About Us

Our family of 6 (dad Adam, mom Sherry, big sister Abby and little brothers Isaac and Brady -- who was born on December 14, 2010) joined the ranks of pediatric cancer fighters when our 4-year old son Logan was diagnosed with a dangerous and highly malignant form of brain cancer in mid-August 2010. Logan's cancer journey began abruptly on Sunday, August 15, when his right eye suddenly turned inward during dinner. Twenty-four hours later, we were checking into Children's Hospital Oakland and finding out that life sometimes takes you places you'd never, ever imagine yourself going.

Saturday, May 9, 2015

Mother's Day

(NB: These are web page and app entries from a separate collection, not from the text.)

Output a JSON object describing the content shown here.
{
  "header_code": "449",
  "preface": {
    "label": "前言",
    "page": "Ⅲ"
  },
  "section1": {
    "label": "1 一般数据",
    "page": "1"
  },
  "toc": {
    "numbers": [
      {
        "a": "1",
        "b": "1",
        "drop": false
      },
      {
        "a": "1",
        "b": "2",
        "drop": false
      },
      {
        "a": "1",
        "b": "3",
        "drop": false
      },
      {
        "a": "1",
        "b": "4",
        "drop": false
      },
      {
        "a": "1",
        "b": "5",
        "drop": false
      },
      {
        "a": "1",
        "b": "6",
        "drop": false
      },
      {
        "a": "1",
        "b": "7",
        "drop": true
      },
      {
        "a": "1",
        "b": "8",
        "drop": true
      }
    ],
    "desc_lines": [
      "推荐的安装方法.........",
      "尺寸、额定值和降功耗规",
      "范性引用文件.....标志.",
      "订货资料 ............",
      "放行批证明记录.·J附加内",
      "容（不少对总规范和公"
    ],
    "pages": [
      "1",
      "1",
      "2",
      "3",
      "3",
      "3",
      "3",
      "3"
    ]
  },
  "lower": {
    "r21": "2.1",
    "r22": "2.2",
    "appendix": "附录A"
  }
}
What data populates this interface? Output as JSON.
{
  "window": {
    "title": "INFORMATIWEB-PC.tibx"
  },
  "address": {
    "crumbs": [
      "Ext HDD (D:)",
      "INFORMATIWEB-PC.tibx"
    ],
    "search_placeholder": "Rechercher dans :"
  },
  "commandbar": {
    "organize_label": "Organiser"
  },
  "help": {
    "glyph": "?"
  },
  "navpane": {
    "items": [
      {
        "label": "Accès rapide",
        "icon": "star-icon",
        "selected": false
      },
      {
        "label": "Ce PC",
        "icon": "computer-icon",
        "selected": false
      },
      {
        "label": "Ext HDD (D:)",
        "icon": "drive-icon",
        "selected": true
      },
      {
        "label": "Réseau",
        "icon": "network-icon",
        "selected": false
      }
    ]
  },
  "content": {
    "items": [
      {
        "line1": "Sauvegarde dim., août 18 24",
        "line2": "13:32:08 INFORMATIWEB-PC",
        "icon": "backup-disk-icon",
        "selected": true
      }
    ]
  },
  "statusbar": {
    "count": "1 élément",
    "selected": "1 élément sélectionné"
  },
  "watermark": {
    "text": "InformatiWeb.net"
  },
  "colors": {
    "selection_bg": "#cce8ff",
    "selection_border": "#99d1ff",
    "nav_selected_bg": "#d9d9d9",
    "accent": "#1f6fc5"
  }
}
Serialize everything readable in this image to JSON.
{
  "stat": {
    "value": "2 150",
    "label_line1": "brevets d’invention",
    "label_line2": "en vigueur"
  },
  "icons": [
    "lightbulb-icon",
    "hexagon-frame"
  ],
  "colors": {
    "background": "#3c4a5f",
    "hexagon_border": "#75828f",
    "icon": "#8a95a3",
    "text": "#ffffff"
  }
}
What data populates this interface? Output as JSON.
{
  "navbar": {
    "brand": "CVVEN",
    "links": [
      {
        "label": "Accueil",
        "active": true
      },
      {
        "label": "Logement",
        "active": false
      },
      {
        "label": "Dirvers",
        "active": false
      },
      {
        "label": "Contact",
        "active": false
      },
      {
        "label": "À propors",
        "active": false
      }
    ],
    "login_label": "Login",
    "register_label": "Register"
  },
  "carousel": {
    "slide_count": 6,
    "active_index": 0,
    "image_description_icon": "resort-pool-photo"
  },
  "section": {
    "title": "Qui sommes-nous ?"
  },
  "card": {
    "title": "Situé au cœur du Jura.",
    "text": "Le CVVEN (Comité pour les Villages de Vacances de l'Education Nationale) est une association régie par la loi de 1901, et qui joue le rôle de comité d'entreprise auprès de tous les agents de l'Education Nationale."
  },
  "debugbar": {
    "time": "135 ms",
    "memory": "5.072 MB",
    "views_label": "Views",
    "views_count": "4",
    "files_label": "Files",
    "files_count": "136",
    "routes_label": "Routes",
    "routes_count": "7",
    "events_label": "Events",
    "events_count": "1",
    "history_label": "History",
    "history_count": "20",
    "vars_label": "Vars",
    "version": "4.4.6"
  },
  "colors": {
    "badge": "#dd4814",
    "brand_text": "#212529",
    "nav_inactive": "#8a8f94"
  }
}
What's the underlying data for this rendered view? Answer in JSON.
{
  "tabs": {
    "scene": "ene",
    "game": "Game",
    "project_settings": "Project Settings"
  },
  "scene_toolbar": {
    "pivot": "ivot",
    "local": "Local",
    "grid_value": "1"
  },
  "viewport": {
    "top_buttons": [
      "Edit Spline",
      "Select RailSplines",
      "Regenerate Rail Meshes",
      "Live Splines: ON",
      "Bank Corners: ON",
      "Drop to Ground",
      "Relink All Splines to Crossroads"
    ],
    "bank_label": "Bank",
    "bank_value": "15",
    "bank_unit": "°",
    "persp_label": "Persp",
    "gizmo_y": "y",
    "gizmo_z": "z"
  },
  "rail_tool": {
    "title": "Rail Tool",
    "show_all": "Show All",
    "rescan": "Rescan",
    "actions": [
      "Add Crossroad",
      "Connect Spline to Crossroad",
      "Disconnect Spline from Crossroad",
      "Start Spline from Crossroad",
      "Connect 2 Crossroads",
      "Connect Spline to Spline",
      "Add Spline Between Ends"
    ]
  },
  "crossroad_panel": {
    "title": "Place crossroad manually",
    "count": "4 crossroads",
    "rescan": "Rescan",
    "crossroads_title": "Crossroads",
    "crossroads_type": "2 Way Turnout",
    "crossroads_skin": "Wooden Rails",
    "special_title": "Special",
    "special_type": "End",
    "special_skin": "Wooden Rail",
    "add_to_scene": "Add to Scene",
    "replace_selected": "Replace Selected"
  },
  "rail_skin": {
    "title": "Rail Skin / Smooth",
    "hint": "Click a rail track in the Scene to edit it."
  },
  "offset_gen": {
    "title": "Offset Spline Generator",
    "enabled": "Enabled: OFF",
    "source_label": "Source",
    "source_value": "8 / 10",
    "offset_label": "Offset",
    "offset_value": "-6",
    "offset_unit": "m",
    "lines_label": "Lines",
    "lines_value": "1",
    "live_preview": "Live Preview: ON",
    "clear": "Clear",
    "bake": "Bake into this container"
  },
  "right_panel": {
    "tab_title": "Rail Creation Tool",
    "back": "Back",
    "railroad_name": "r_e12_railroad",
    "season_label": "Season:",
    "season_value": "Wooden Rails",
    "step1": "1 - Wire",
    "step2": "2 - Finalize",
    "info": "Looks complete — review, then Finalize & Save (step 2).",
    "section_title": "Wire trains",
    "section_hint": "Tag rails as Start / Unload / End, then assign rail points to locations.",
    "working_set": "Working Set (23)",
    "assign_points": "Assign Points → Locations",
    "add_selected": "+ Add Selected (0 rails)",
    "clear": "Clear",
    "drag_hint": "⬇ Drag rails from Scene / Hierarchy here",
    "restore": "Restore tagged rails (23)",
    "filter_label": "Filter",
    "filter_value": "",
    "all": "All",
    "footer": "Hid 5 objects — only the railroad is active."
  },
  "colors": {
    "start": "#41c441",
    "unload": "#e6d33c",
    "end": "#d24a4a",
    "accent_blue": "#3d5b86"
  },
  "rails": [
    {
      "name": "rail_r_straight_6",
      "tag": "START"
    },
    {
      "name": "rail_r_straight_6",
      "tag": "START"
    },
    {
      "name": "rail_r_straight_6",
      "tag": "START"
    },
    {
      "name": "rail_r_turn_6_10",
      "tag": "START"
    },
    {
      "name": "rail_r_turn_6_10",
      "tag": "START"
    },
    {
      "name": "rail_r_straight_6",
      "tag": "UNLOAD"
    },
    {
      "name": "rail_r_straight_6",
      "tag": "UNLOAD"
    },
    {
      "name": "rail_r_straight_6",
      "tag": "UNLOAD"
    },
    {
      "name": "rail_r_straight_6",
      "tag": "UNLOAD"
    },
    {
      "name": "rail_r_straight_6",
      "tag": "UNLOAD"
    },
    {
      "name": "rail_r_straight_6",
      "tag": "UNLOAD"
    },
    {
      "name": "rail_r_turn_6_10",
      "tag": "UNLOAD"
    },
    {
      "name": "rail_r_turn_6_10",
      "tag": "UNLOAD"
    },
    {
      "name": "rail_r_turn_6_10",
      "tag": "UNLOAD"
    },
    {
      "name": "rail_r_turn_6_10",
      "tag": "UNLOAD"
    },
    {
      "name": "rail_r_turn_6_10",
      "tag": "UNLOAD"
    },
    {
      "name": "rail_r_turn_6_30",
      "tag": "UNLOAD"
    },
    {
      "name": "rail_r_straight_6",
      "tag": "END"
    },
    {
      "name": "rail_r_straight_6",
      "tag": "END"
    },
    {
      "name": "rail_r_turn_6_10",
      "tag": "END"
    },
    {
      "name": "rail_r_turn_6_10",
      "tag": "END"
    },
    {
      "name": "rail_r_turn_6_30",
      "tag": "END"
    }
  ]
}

Part of me --the part I shove down deep so I can keep functioning in this world-- hates Mother's Day. There. I said it. Part of me hates Mother's Day.

There are so many ways to criticize that statement, I know. I'm sure you thought of one just now. You might've blurted out but it's such a blessing to be able to have babies. So many women can't. And you would be right. Perhaps you felt a compulsion to remind me that I'm fortunate to have produced not just one but four babies. Not everyone is so fortunate. And you'd be right about that, too. You may've wanted to tell me that I'm just so lucky that I have three healthy kids here with me. Also true.

But nothing takes away the sting of not having my Sunshine here. Like the shepherd, my heart still looks for him and laments his absence.

Most days, I can keep going because I have to. I have places to go. Tasks to accomplish. Most days, I can smile and tell you --with great genuineness in my heart-- that I keep going because I need to keep living for everyone else. It's not as if me being sad will help anyone, after all.

But not on Mother's Day, the 24 hours devoted to motherhood. I can't hide from my pain on Mother's Day. Despite my best efforts, it comes bubbling to the surface to remind me of what I've lost. There are no hugs, no kisses, no handmade cards, no affectionate notes from Logan. If I close my eyes and block out the sounds of the world, I can still hear him. Feel him. Smell him. But it's not the same. It'll never be the same.

It just hurts. There's no poetic way to say it.

Truth be told, all I want to do on Mother's Day is hide away at home. I just want to be away from other people, alone with my compact little family. Because for me, it's not just a day of celebration: it's a day of remembering. And grieving an amazing thing that I once had.

I don't think I'm alone in feeling that way.

It's not that it can't or won't be a good day. It's just a different kind of day for me. A day when I want space that I probably won't be given to reflect on something I wish to the good Lord I didn't have to think about at all. Of course, it's just a day. And then it'll be over.